This is Jessica Zeyl, owner and therapist at Toronto Counselling Centre for Teens, writing this blog entry.

We’ve seen a lot in the news about the tragic consequences of bullying.  Bullying has also gotten so much more complex and devastating with the presence of the internet and social media.  While I wish the tragic circumstances of the bullying cases that hit the news had not happened in the first place, I am grateful for the raised awareness that has come with the media response to these cases.

In the various capacities I have worked as a therapist, I have helped both teens and adults that have been bullied.  Many of them don’t even know that what happened to them was bullying.  It has broken my heart to work with people in their 50s and 60s who are still trying to sort out the effect bullying has had on their lives.  One of the reasons I love working with teens who have experienced bullying (both the bullies as well as those bullied) is that they can sort some of this out sooner and be spared the years and years of pain that the adults I have worked with have had.

We as people tend to believe the things we are told.  I heard someone explain once that self esteem is the esteem of others.  That is a bit simplistic, but it holds a lot of truth.

People who are bullied tend believe what the bullies tell them.  In fact, many of them start to beat up on themselves with the same criticisms as the bullies.  They continue to beat up on themselves (often without realizing it) long past their time with the bullies, sometimes even after they forget the names of those who bullied them.  Why do people beat up on themselves like this?  Here’s my theory: it is somehow less overwhelming to be criticized by yourself than it is to be criticized by someone else.  If you can anticipate someone’s criticism (by criticizing yourself first) and adjust yourself around it before they notice, then you could avoid the criticism and protect yourself.  It is a creative way to cope with the situation while the situation is happening.

The problem is that we form ourselves and our identities in a way that’s interconnected with our ways of coping.  So our ways of coping tend to last.  And criticizing yourself as a way of coping, perhaps even more ruthlessly than the bullies did in the first place, is helpful in the moment and devastatingly harmful in the long run.

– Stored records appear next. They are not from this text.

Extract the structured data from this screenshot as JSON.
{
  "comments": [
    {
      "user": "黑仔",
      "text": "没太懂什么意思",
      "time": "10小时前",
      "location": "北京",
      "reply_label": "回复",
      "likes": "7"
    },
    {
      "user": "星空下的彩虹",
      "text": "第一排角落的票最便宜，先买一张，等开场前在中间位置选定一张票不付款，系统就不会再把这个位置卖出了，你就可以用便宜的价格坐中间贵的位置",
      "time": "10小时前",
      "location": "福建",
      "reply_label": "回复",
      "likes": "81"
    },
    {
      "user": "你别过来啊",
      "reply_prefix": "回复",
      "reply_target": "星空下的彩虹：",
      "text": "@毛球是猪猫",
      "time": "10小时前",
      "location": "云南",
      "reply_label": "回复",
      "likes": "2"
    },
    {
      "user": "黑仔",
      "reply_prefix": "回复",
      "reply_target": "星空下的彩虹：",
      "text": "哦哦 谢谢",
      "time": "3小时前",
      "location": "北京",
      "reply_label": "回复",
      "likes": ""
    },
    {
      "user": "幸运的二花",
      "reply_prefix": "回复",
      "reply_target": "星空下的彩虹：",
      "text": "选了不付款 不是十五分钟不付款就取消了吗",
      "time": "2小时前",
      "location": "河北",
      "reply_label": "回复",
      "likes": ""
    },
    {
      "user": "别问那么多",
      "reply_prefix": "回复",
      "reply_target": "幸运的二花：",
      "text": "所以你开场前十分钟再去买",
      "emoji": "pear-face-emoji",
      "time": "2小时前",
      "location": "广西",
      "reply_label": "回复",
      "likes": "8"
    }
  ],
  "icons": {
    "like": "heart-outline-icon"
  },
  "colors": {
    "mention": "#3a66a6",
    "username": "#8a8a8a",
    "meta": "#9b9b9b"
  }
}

The good news is that it can change.  People who are critical with themselves, who even hate themselves, can learn to love themselves and be gentle with themselves.

So this blog entry ended up being more about those who are bullied than about those who bully.  I’ll say this briefly about those who bully.  There are often sad circumstances involved that have taught those who bully that the only two options/roles/ways of being are to be an oppressor or a victim.  Usually they learn this by being the victim or being close to a victim and the only way not to be a victim (when your relationships are organized as theirs are) is to be the oppressor.

One last comment…  I have a friend who is a grade six teacher in one of the Greater Toronto Area boards/regions.  She has been involved with anti-bullying initiatives and training.  The teachers who have taken up this cause are teaching kids that the power to change the situation lies with the bystanders.  (Who often don’t step in for fear of the consequences to themselves).  Kids are now being taught that there is no such thing as a neutral witness and are being encouraged to step in.  I cried when she told me this because I know and care about many clients that would have been saved decades of pain had someone stepped in.  I’m also aware that if a good number of kids really, really get this concept and run with it, it could be a game changer in our culture for generations to come.